TASK STATEMENT:
Find the string "WHAT" in the listing and report every line that has it.

EXERCISE MATERIAL:
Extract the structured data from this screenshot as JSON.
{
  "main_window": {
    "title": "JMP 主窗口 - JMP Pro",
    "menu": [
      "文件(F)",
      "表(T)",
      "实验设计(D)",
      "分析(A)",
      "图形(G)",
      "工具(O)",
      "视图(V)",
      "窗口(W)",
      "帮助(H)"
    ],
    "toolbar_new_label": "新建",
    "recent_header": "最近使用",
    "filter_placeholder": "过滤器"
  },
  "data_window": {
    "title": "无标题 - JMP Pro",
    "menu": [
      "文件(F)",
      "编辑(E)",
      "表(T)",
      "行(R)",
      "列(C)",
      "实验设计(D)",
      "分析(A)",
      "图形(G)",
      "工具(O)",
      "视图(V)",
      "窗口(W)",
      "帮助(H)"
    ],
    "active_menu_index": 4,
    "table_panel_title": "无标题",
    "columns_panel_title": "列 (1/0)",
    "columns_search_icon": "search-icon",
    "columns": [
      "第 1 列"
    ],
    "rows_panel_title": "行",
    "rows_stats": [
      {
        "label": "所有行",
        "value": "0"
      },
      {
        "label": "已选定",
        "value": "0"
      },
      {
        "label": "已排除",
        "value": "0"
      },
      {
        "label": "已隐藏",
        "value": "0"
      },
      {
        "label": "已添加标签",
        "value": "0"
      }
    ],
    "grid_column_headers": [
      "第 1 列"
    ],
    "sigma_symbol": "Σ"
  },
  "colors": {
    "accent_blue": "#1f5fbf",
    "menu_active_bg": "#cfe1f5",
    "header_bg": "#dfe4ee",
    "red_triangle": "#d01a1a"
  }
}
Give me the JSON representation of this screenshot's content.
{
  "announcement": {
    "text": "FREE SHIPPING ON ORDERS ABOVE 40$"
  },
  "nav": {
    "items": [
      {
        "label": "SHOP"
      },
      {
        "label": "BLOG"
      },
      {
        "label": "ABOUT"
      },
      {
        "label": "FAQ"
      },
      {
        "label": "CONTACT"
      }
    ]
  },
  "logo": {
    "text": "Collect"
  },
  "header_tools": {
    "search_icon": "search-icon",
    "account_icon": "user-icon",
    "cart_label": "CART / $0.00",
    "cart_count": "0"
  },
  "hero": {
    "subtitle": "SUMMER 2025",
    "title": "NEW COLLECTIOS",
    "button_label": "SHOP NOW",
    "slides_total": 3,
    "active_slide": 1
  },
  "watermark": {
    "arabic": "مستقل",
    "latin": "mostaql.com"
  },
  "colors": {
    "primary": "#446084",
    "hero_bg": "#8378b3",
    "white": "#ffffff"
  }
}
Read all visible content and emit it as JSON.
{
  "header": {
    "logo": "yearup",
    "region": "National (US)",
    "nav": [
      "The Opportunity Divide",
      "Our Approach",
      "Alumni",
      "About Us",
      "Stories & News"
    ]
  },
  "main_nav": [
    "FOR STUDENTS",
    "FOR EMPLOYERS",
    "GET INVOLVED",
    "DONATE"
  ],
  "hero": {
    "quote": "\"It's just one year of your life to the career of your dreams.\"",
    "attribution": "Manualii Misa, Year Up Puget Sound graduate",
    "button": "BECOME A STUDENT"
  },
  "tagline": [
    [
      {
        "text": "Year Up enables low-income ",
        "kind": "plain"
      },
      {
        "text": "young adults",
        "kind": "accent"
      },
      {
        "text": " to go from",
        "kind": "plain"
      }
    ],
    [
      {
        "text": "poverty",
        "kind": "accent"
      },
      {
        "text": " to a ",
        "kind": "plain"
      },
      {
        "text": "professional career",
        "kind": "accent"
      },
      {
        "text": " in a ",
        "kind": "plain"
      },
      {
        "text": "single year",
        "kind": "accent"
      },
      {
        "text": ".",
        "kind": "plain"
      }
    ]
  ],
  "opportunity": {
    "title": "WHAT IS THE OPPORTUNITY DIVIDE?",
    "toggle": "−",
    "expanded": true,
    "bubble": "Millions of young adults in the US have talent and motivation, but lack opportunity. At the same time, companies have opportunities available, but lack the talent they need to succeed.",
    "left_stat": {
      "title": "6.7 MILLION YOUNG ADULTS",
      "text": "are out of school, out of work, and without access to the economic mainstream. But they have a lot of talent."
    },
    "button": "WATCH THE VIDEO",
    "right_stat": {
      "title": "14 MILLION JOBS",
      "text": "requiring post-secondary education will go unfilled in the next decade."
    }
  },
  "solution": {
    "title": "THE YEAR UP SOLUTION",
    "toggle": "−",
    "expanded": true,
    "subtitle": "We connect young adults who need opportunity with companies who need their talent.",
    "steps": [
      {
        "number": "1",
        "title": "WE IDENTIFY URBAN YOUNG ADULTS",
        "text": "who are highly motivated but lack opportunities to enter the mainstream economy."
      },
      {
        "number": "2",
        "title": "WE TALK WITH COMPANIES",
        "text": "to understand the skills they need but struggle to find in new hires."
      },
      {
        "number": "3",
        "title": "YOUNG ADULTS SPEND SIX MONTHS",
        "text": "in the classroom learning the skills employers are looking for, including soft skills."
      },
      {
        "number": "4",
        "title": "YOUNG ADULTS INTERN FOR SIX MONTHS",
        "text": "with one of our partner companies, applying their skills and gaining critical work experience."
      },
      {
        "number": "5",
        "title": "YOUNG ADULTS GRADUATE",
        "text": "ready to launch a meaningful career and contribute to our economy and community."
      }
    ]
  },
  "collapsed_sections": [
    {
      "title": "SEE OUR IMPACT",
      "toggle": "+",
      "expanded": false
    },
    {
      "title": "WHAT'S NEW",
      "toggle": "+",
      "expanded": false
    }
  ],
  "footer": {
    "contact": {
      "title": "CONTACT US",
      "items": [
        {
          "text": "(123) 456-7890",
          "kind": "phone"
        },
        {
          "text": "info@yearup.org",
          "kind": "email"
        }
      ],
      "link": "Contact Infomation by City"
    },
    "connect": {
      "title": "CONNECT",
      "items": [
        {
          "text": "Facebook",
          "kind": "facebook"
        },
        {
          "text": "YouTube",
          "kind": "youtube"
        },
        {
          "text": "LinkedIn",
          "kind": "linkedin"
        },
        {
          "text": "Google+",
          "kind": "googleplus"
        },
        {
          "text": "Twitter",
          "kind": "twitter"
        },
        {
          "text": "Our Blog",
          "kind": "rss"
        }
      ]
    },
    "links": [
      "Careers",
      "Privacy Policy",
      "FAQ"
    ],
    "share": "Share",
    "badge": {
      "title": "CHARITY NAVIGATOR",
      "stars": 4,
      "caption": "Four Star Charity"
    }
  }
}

EXPECTED ANSWER:
    "title": "WHAT IS THE OPPORTUNITY DIVIDE?",
      "title": "WHAT'S NEW",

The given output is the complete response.